Applicant was diagnosed with fibromyalgia triggered by two car accidents and childbirth. Doctor was of opinion applicant was unable to work. Applicant applied for disability benefits under Canada Pension Plan. Board found applicant did not qualify for disability benefits. Applicant was involved in third car accident. Applicant’s condition worsened appreciably. Board found there was no infringement of s. 15 of Canadian Charter of Rights and Freedoms. Application for judicial review was dismissed. There was no infringement of s. 15 of Charter. Provisions of Plan applied to applicant as written. Applicant did not qualify for disability benefits. Applicant did not meet requirement of contributing under Plan in four of last six years. Child rearing dropout (“CRDO”) provisions did not change fact applicant was not in compliance with four of six rules. Applicant’s required contribution could not be prorated because applicant did not meet conditions contained in s. 19 of Plan. Plan did not single out women in invidious way. Plan did not have discriminatory purpose, policy or effect. Detrimental effect caused on applicant was consequence of interaction of complicated rules within complicated scheme that was not general social welfare scheme available to all in every circumstance. Month in which child was born was not enumerated or analogous ground under s. 15 and was not personal characteristic on which applicant was denied benefit under Plan. Lines drawn were generally appropriate. Applicant was denied benefits because of unfortunate confluence of events and not discriminatory legislative standards. Ameliorative nature of CRDO provisions and proration provision lead to conclusion that applicant did not establish presence of discrimination.

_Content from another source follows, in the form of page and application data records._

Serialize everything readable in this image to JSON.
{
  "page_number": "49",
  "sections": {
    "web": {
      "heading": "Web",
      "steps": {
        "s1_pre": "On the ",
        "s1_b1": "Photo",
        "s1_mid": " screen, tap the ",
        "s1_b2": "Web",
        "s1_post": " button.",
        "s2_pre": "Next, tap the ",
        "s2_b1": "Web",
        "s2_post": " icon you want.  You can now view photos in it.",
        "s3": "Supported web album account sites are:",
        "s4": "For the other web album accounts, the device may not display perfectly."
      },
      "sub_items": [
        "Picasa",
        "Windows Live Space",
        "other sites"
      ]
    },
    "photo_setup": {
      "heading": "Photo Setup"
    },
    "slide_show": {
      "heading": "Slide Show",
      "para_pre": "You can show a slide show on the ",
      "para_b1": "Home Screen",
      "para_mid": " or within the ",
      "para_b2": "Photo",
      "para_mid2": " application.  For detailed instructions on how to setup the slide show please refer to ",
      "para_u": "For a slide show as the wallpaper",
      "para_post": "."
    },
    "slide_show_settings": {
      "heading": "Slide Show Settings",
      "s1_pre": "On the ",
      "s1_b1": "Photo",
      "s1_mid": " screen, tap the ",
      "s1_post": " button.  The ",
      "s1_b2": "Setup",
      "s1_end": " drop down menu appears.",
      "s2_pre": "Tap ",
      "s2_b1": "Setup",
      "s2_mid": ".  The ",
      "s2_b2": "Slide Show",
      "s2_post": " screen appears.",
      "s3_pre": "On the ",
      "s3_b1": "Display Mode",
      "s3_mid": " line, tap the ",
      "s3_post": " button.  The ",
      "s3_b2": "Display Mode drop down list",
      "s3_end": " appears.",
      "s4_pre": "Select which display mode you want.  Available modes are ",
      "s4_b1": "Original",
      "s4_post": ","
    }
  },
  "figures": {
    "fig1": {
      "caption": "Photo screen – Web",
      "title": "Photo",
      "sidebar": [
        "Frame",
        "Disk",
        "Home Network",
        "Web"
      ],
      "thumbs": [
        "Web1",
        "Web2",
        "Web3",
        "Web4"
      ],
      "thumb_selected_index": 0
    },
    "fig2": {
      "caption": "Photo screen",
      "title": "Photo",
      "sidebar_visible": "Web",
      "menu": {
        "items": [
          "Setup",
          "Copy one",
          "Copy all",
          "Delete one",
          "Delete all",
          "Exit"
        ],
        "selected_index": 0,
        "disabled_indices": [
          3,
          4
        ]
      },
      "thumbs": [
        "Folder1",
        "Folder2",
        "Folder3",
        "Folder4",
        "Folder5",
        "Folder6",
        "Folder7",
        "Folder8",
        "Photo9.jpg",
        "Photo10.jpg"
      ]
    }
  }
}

Miceli-Riggins v. Canada (Attorney General) (Jun. 14, 2013, F.C.A., John M. Evans J.A., David Stratas J.A., and Wyman W. Webb J.A., File No. A-52-12) 230 A.C.W.S. (3d) 605.